(App and web page records)
= Beginning of Section =

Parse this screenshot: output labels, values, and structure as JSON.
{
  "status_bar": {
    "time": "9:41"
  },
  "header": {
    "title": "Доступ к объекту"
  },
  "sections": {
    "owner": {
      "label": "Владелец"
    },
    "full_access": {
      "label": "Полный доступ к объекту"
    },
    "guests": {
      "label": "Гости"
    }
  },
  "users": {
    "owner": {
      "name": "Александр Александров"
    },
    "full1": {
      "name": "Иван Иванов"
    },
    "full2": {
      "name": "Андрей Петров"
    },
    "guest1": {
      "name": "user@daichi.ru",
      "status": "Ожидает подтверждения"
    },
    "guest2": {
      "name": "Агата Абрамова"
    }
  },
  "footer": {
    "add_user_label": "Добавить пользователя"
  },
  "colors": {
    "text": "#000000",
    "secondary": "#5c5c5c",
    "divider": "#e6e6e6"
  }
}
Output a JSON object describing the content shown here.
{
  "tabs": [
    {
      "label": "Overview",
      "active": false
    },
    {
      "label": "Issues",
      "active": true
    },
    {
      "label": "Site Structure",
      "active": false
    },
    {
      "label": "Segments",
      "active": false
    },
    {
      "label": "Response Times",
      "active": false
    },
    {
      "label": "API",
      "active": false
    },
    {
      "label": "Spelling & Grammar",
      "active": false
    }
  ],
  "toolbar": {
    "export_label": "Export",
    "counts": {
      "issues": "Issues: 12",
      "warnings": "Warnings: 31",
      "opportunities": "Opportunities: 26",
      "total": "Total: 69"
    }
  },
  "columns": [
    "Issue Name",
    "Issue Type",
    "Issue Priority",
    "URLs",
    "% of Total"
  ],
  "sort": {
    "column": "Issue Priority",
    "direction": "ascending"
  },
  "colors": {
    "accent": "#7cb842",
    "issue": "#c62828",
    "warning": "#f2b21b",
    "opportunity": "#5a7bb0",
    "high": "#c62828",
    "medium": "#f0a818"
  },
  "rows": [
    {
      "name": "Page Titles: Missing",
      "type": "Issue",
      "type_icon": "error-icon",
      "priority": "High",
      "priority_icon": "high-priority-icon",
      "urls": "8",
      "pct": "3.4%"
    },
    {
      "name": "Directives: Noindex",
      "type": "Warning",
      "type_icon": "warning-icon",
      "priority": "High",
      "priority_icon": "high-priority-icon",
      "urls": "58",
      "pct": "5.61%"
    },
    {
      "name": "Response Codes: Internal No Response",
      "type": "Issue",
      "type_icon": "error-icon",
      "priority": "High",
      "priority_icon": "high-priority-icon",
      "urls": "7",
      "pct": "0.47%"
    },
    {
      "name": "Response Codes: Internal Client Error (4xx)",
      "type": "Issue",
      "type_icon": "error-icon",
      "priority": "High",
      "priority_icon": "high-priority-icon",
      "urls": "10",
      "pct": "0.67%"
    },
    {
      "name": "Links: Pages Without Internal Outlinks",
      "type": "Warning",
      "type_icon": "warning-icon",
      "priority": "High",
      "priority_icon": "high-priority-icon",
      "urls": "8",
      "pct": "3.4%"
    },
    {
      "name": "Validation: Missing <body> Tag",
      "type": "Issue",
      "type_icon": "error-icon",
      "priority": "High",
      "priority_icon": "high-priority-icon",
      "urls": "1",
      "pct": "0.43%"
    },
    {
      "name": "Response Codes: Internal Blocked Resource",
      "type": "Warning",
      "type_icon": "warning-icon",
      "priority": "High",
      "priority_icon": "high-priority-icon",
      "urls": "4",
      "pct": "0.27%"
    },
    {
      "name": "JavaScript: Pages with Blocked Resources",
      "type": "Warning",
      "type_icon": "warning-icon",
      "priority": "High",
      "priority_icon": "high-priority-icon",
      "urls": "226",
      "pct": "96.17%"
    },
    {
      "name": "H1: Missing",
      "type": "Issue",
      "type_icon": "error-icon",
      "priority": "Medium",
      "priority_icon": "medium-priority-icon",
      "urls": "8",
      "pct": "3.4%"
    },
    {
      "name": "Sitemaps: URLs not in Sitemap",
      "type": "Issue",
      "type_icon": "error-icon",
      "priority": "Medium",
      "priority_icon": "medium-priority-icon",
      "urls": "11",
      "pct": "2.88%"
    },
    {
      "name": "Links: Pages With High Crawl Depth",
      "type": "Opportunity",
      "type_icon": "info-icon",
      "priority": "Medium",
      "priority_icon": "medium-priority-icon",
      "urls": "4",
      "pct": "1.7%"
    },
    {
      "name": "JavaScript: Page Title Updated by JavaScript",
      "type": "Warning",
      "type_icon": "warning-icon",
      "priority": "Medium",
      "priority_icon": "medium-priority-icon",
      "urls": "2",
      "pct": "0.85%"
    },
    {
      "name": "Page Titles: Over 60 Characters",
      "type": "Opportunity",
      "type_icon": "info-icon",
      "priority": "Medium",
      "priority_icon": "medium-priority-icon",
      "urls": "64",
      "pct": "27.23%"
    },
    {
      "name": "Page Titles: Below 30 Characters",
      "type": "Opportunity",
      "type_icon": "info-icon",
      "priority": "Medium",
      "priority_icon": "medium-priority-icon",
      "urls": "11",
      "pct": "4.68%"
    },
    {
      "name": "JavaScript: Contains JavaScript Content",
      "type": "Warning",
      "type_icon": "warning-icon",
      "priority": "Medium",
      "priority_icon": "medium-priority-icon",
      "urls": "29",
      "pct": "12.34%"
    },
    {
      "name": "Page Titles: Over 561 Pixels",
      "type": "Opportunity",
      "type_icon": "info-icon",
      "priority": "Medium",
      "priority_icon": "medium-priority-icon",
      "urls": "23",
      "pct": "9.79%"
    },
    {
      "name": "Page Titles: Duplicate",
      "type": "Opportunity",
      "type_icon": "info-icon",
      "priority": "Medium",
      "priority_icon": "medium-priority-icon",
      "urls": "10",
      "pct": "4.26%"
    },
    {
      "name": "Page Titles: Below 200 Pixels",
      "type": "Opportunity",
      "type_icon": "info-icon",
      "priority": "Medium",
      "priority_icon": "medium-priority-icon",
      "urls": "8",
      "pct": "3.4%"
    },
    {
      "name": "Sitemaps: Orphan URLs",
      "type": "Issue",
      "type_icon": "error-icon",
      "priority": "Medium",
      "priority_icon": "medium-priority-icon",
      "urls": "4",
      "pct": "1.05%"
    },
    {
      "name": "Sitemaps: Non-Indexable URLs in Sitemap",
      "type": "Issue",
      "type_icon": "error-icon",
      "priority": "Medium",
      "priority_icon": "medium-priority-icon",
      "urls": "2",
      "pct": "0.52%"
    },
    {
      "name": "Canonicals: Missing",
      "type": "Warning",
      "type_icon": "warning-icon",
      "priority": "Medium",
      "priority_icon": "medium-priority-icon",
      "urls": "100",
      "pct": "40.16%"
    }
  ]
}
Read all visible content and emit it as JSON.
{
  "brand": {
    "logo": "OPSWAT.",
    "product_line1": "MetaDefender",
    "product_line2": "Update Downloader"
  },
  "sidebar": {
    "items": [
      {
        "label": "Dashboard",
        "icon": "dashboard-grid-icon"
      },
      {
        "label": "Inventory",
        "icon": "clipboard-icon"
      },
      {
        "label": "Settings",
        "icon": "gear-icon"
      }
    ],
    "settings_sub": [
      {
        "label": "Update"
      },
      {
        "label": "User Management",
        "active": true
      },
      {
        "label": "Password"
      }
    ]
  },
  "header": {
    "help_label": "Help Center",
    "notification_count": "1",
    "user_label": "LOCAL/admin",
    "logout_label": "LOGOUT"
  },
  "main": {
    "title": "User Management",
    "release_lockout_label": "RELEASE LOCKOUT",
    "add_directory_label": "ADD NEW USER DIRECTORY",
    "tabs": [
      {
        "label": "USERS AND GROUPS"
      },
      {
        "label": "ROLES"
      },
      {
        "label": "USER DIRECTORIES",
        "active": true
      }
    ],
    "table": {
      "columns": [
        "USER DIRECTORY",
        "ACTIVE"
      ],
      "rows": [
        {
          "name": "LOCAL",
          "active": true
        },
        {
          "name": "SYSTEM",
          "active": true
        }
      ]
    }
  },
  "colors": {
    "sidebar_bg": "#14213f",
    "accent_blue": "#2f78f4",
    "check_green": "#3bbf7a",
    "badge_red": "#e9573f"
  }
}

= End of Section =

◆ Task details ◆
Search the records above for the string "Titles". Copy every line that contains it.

◆ Solution ◆
      "name": "Page Titles: Missing",
      "name": "Page Titles: Over 60 Characters",
      "name": "Page Titles: Below 30 Characters",
      "name": "Page Titles: Over 561 Pixels",
      "name": "Page Titles: Duplicate",
      "name": "Page Titles: Below 200 Pixels",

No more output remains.